**Description of the task**:
Wherever the word "icon" occurs in the listing, copy the whole line.

+===+

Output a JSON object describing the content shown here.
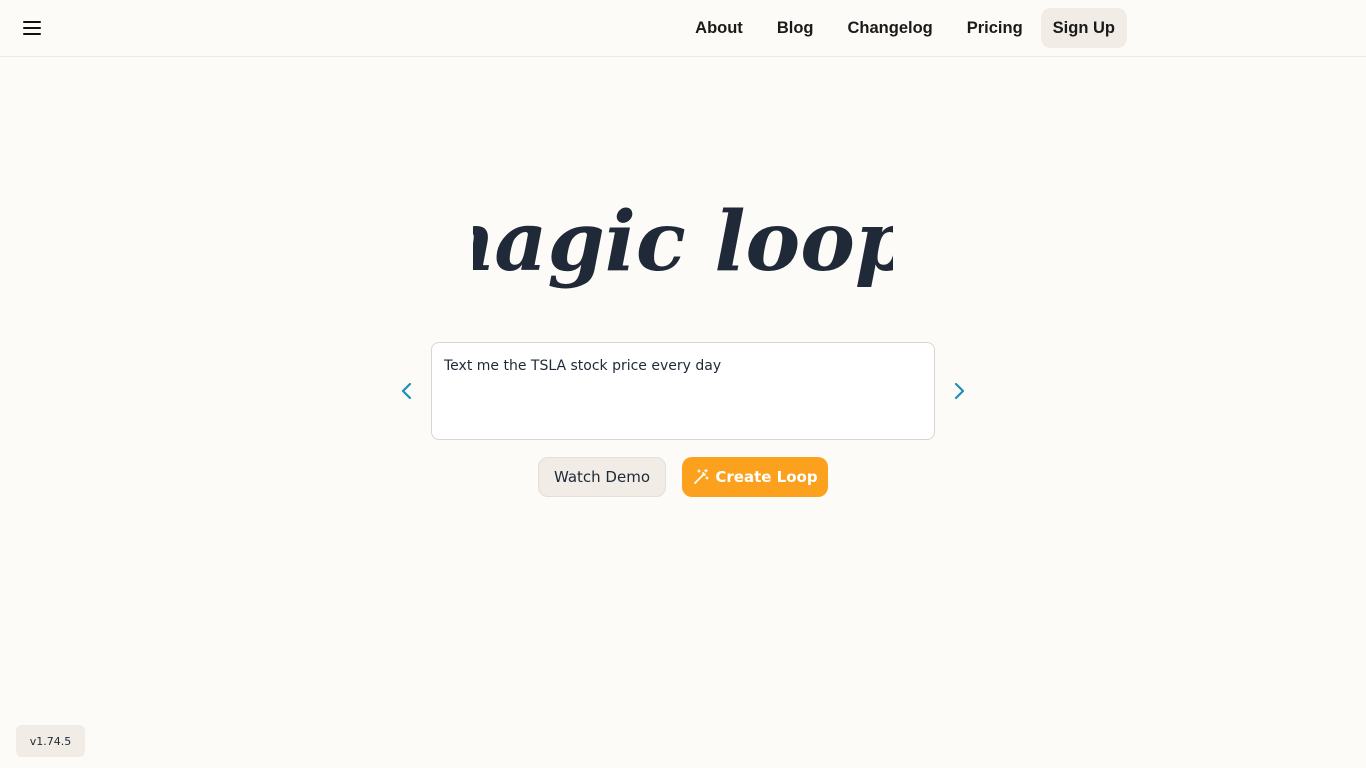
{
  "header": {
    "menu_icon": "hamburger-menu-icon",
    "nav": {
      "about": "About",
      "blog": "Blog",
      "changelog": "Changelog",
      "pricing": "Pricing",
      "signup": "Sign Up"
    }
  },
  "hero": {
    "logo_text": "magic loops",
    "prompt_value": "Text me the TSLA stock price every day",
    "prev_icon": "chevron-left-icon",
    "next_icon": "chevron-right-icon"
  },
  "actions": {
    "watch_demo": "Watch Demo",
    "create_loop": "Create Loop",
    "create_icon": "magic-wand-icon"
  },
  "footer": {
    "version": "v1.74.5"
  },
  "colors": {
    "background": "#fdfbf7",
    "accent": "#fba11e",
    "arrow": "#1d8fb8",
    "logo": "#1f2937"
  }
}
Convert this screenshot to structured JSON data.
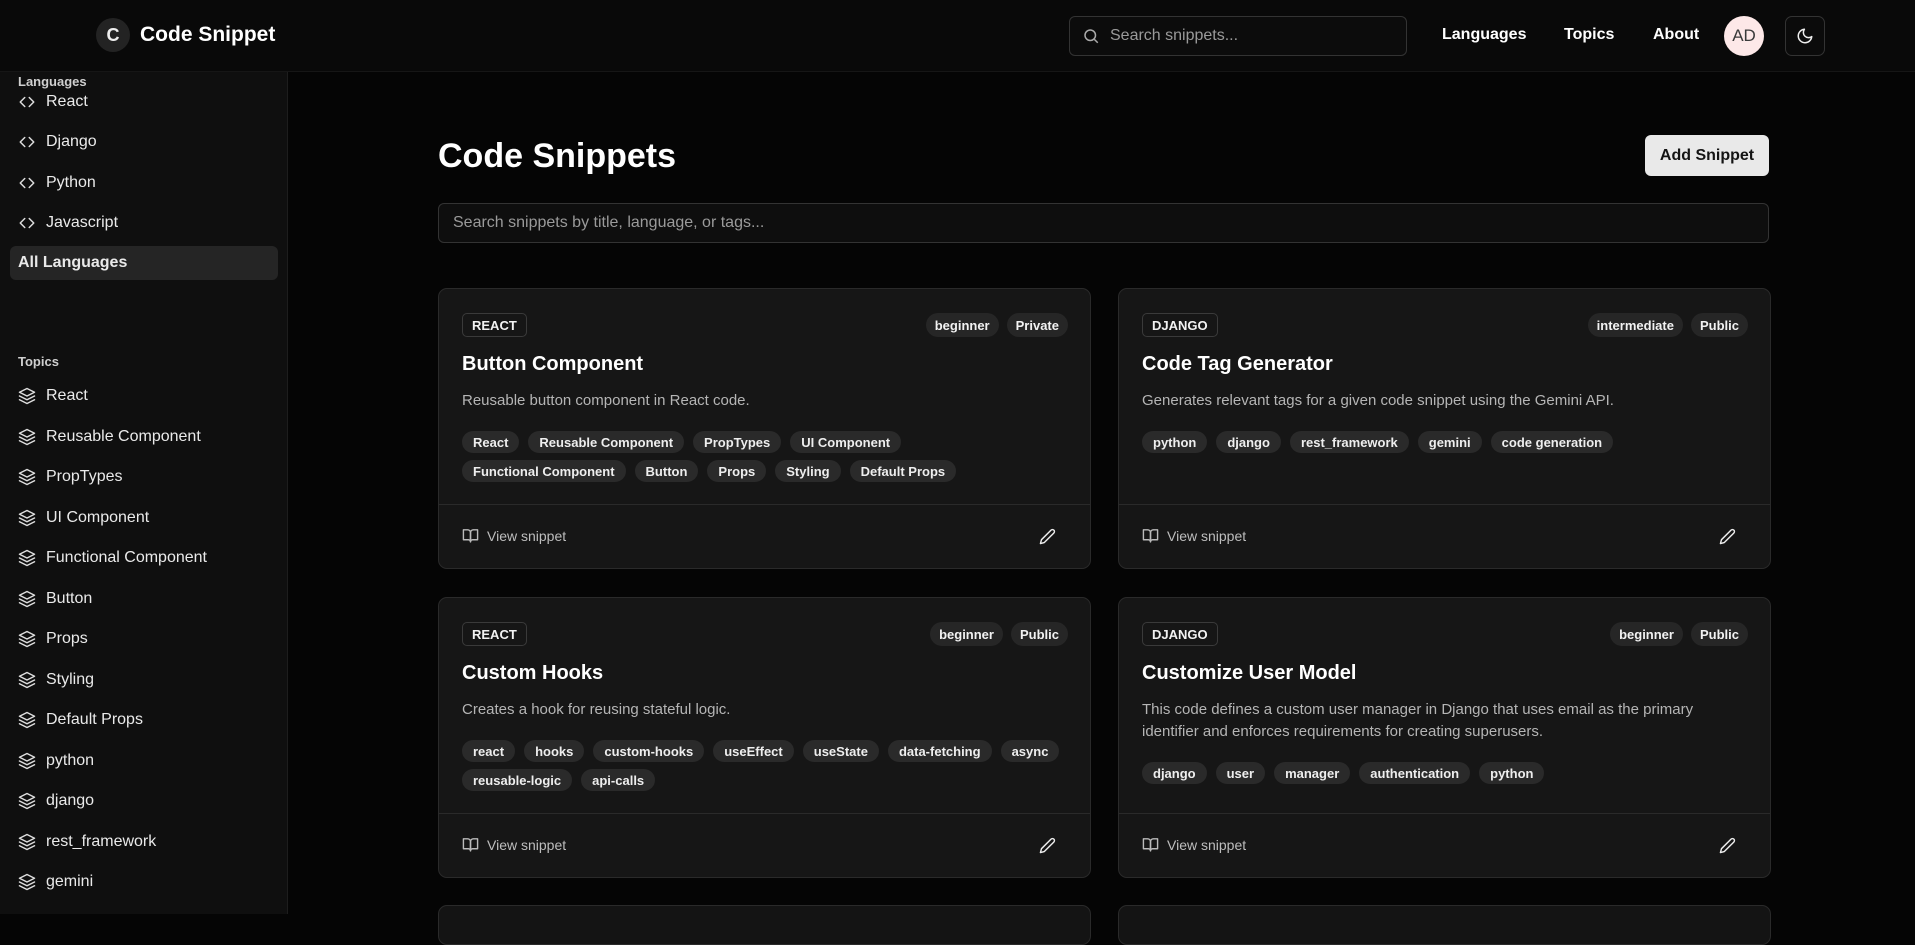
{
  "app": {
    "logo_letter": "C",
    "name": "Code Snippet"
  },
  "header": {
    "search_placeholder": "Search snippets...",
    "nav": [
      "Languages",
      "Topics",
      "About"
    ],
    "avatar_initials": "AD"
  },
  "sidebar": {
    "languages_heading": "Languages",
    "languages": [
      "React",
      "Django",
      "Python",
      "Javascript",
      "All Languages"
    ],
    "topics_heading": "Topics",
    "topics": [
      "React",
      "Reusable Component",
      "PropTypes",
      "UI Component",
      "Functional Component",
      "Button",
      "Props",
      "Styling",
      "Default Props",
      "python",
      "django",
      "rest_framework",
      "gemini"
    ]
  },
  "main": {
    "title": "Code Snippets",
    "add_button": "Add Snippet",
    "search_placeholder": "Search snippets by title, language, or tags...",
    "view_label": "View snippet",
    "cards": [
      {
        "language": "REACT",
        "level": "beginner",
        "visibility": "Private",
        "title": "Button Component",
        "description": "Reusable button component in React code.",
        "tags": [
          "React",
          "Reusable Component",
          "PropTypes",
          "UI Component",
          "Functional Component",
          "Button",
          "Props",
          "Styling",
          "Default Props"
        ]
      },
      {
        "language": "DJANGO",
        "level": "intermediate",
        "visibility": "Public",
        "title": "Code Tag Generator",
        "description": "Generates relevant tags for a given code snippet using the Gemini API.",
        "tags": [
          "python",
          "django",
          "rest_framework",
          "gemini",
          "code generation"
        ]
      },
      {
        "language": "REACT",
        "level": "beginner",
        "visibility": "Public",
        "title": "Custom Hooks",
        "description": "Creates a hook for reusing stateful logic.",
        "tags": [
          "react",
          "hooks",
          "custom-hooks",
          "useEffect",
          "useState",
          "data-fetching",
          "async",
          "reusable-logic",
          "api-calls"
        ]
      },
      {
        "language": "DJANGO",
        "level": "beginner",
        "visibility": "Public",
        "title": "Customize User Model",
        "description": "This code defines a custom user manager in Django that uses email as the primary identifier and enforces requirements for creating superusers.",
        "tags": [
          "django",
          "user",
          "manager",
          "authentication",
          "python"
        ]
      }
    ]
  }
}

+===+

**The answer**:
    "menu_icon": "hamburger-menu-icon",
    "prev_icon": "chevron-left-icon",
    "next_icon": "chevron-right-icon"
    "create_icon": "magic-wand-icon"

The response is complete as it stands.